## What the exercise asks
Your task is to copy the records that follow exactly, minus any images.

## Records supplied
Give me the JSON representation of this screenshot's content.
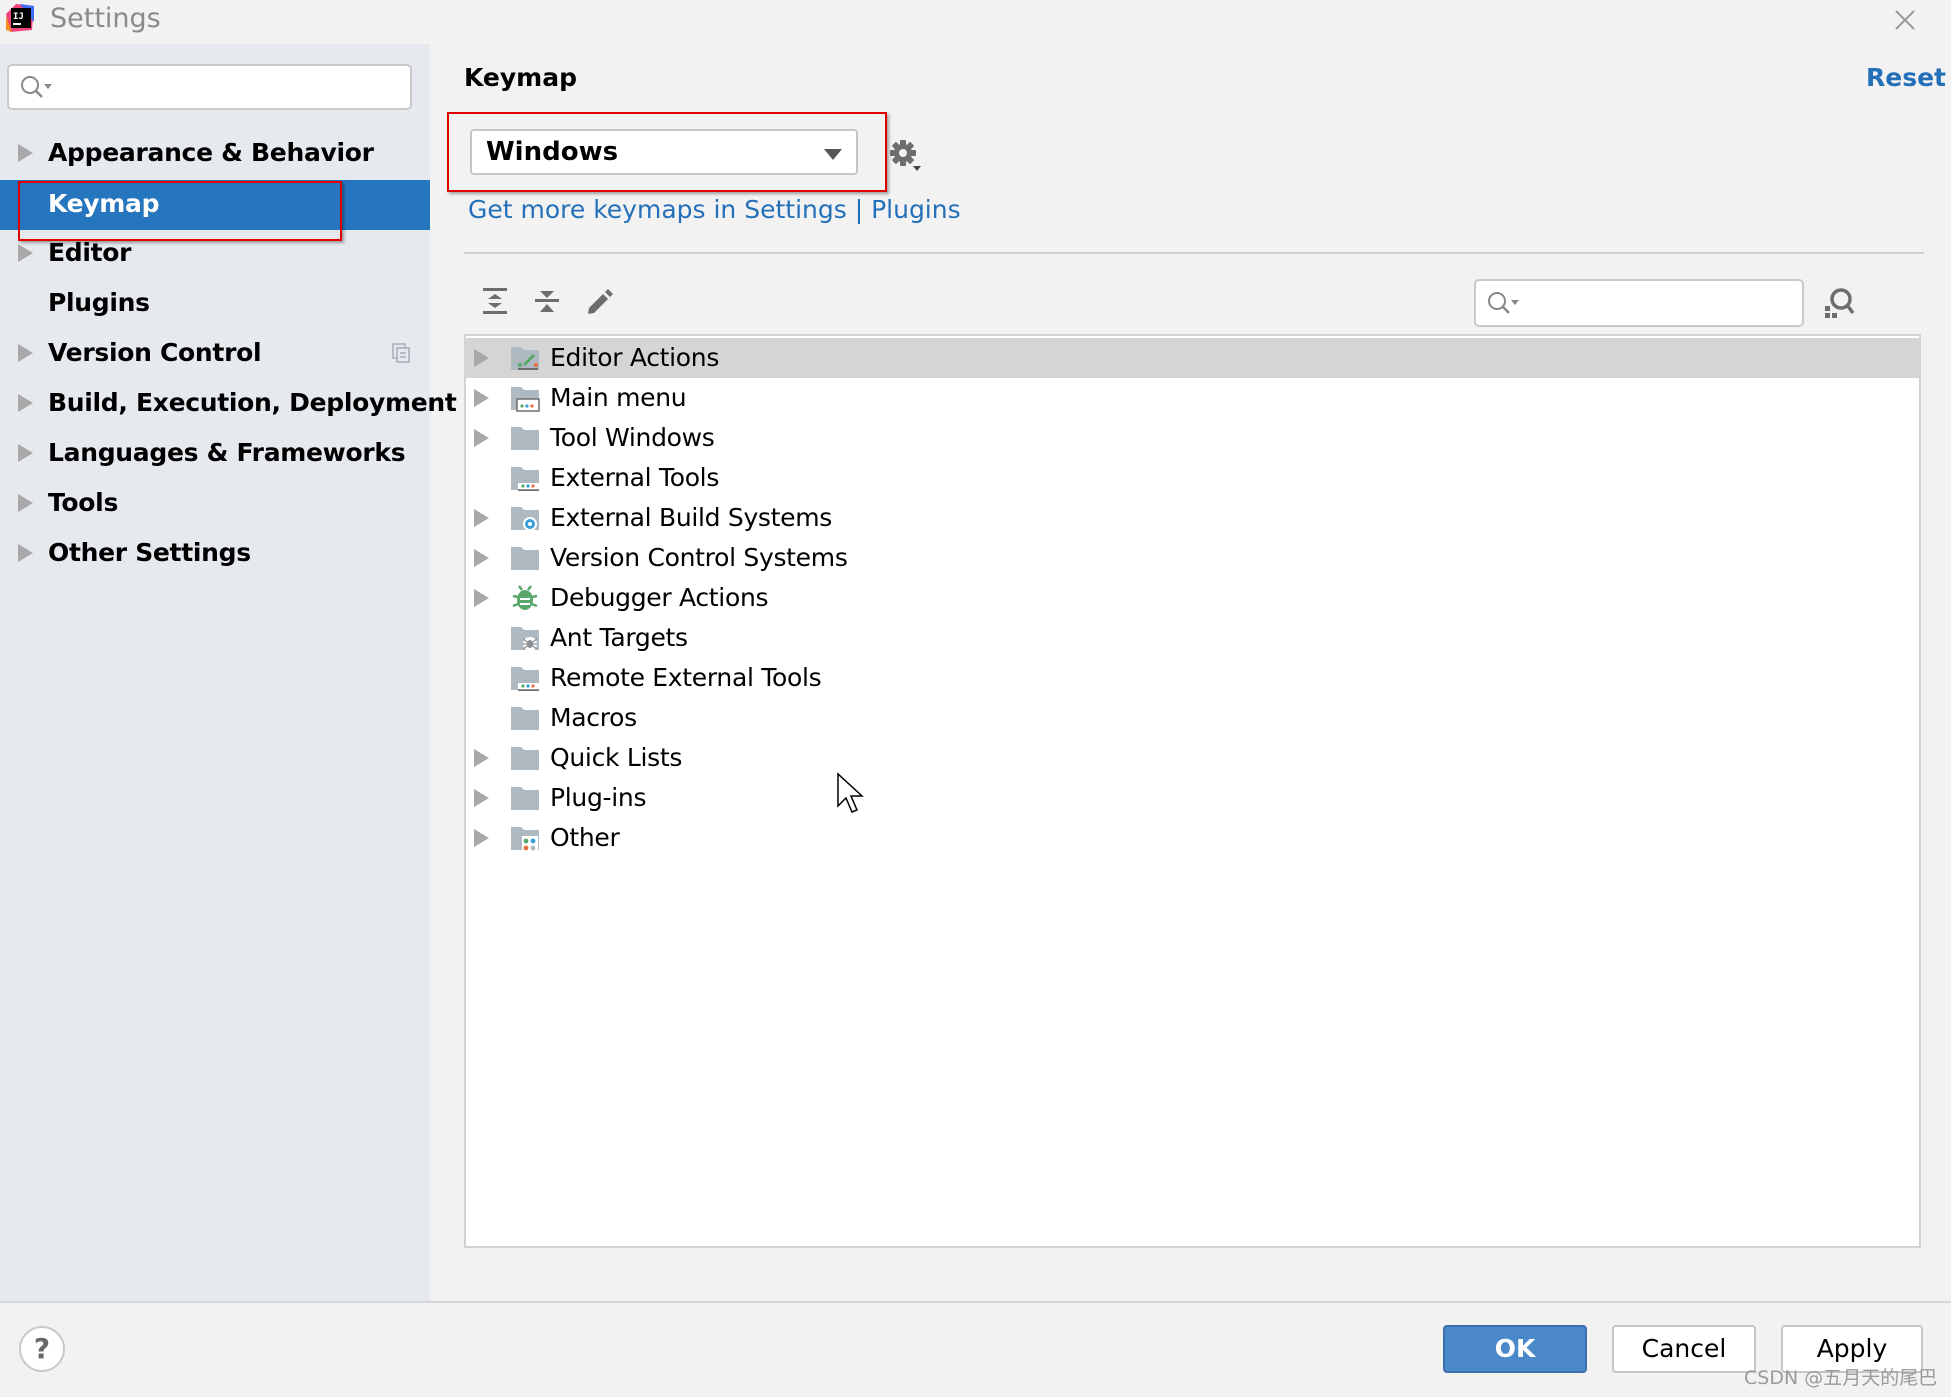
{
  "window": {
    "title": "Settings",
    "app_icon": "intellij-idea-logo-icon",
    "close_icon": "close-icon"
  },
  "sidebar": {
    "search": {
      "value": "",
      "placeholder": "",
      "icon": "search-icon"
    },
    "items": [
      {
        "label": "Appearance & Behavior",
        "expandable": true,
        "selected": false
      },
      {
        "label": "Keymap",
        "expandable": false,
        "selected": true,
        "highlighted": true
      },
      {
        "label": "Editor",
        "expandable": true,
        "selected": false
      },
      {
        "label": "Plugins",
        "expandable": false,
        "selected": false
      },
      {
        "label": "Version Control",
        "expandable": true,
        "selected": false,
        "badge_icon": "project-settings-copy-icon"
      },
      {
        "label": "Build, Execution, Deployment",
        "expandable": true,
        "selected": false
      },
      {
        "label": "Languages & Frameworks",
        "expandable": true,
        "selected": false
      },
      {
        "label": "Tools",
        "expandable": true,
        "selected": false
      },
      {
        "label": "Other Settings",
        "expandable": true,
        "selected": false
      }
    ]
  },
  "main": {
    "title": "Keymap",
    "reset_label": "Reset",
    "keymap_select": {
      "value": "Windows",
      "highlighted": true
    },
    "gear_icon": "gear-icon",
    "plugins_link": "Get more keymaps in Settings | Plugins",
    "toolbar": {
      "expand_all_icon": "expand-all-icon",
      "collapse_all_icon": "collapse-all-icon",
      "edit_icon": "pencil-icon",
      "search": {
        "value": "",
        "placeholder": "",
        "icon": "search-icon"
      },
      "find_by_shortcut_icon": "find-by-shortcut-icon"
    },
    "tree": [
      {
        "label": "Editor Actions",
        "icon": "folder-editor-actions-icon",
        "expandable": true,
        "selected": true
      },
      {
        "label": "Main menu",
        "icon": "folder-menu-icon",
        "expandable": true,
        "selected": false
      },
      {
        "label": "Tool Windows",
        "icon": "folder-icon",
        "expandable": true,
        "selected": false
      },
      {
        "label": "External Tools",
        "icon": "folder-external-tools-icon",
        "expandable": false,
        "selected": false
      },
      {
        "label": "External Build Systems",
        "icon": "folder-gear-icon",
        "expandable": true,
        "selected": false
      },
      {
        "label": "Version Control Systems",
        "icon": "folder-icon",
        "expandable": true,
        "selected": false
      },
      {
        "label": "Debugger Actions",
        "icon": "bug-icon",
        "expandable": true,
        "selected": false
      },
      {
        "label": "Ant Targets",
        "icon": "folder-ant-icon",
        "expandable": false,
        "selected": false
      },
      {
        "label": "Remote External Tools",
        "icon": "folder-external-tools-icon",
        "expandable": false,
        "selected": false
      },
      {
        "label": "Macros",
        "icon": "folder-icon",
        "expandable": false,
        "selected": false
      },
      {
        "label": "Quick Lists",
        "icon": "folder-icon",
        "expandable": true,
        "selected": false
      },
      {
        "label": "Plug-ins",
        "icon": "folder-icon",
        "expandable": true,
        "selected": false
      },
      {
        "label": "Other",
        "icon": "folder-other-icon",
        "expandable": true,
        "selected": false
      }
    ]
  },
  "footer": {
    "help_label": "?",
    "ok_label": "OK",
    "cancel_label": "Cancel",
    "apply_label": "Apply"
  },
  "watermark": "CSDN @五月天的尾巴",
  "colors": {
    "accent": "#2675bf",
    "link": "#2470b8",
    "highlight_box": "#e00000",
    "ok_button": "#4a88c9",
    "sidebar_bg": "#e6eaef",
    "selected_tree_row": "#d5d5d5"
  }
}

## Written response
Give me the JSON representation of this screenshot's content.
{
  "window": {
    "title": "Settings",
    "app_icon": "intellij-idea-logo-icon",
    "close_icon": "close-icon"
  },
  "sidebar": {
    "search": {
      "value": "",
      "placeholder": "",
      "icon": "search-icon"
    },
    "items": [
      {
        "label": "Appearance & Behavior",
        "expandable": true,
        "selected": false
      },
      {
        "label": "Keymap",
        "expandable": false,
        "selected": true,
        "highlighted": true
      },
      {
        "label": "Editor",
        "expandable": true,
        "selected": false
      },
      {
        "label": "Plugins",
        "expandable": false,
        "selected": false
      },
      {
        "label": "Version Control",
        "expandable": true,
        "selected": false,
        "badge_icon": "project-settings-copy-icon"
      },
      {
        "label": "Build, Execution, Deployment",
        "expandable": true,
        "selected": false
      },
      {
        "label": "Languages & Frameworks",
        "expandable": true,
        "selected": false
      },
      {
        "label": "Tools",
        "expandable": true,
        "selected": false
      },
      {
        "label": "Other Settings",
        "expandable": true,
        "selected": false
      }
    ]
  },
  "main": {
    "title": "Keymap",
    "reset_label": "Reset",
    "keymap_select": {
      "value": "Windows",
      "highlighted": true
    },
    "gear_icon": "gear-icon",
    "plugins_link": "Get more keymaps in Settings | Plugins",
    "toolbar": {
      "expand_all_icon": "expand-all-icon",
      "collapse_all_icon": "collapse-all-icon",
      "edit_icon": "pencil-icon",
      "search": {
        "value": "",
        "placeholder": "",
        "icon": "search-icon"
      },
      "find_by_shortcut_icon": "find-by-shortcut-icon"
    },
    "tree": [
      {
        "label": "Editor Actions",
        "icon": "folder-editor-actions-icon",
        "expandable": true,
        "selected": true
      },
      {
        "label": "Main menu",
        "icon": "folder-menu-icon",
        "expandable": true,
        "selected": false
      },
      {
        "label": "Tool Windows",
        "icon": "folder-icon",
        "expandable": true,
        "selected": false
      },
      {
        "label": "External Tools",
        "icon": "folder-external-tools-icon",
        "expandable": false,
        "selected": false
      },
      {
        "label": "External Build Systems",
        "icon": "folder-gear-icon",
        "expandable": true,
        "selected": false
      },
      {
        "label": "Version Control Systems",
        "icon": "folder-icon",
        "expandable": true,
        "selected": false
      },
      {
        "label": "Debugger Actions",
        "icon": "bug-icon",
        "expandable": true,
        "selected": false
      },
      {
        "label": "Ant Targets",
        "icon": "folder-ant-icon",
        "expandable": false,
        "selected": false
      },
      {
        "label": "Remote External Tools",
        "icon": "folder-external-tools-icon",
        "expandable": false,
        "selected": false
      },
      {
        "label": "Macros",
        "icon": "folder-icon",
        "expandable": false,
        "selected": false
      },
      {
        "label": "Quick Lists",
        "icon": "folder-icon",
        "expandable": true,
        "selected": false
      },
      {
        "label": "Plug-ins",
        "icon": "folder-icon",
        "expandable": true,
        "selected": false
      },
      {
        "label": "Other",
        "icon": "folder-other-icon",
        "expandable": true,
        "selected": false
      }
    ]
  },
  "footer": {
    "help_label": "?",
    "ok_label": "OK",
    "cancel_label": "Cancel",
    "apply_label": "Apply"
  },
  "watermark": "CSDN @五月天的尾巴",
  "colors": {
    "accent": "#2675bf",
    "link": "#2470b8",
    "highlight_box": "#e00000",
    "ok_button": "#4a88c9",
    "sidebar_bg": "#e6eaef",
    "selected_tree_row": "#d5d5d5"
  }
}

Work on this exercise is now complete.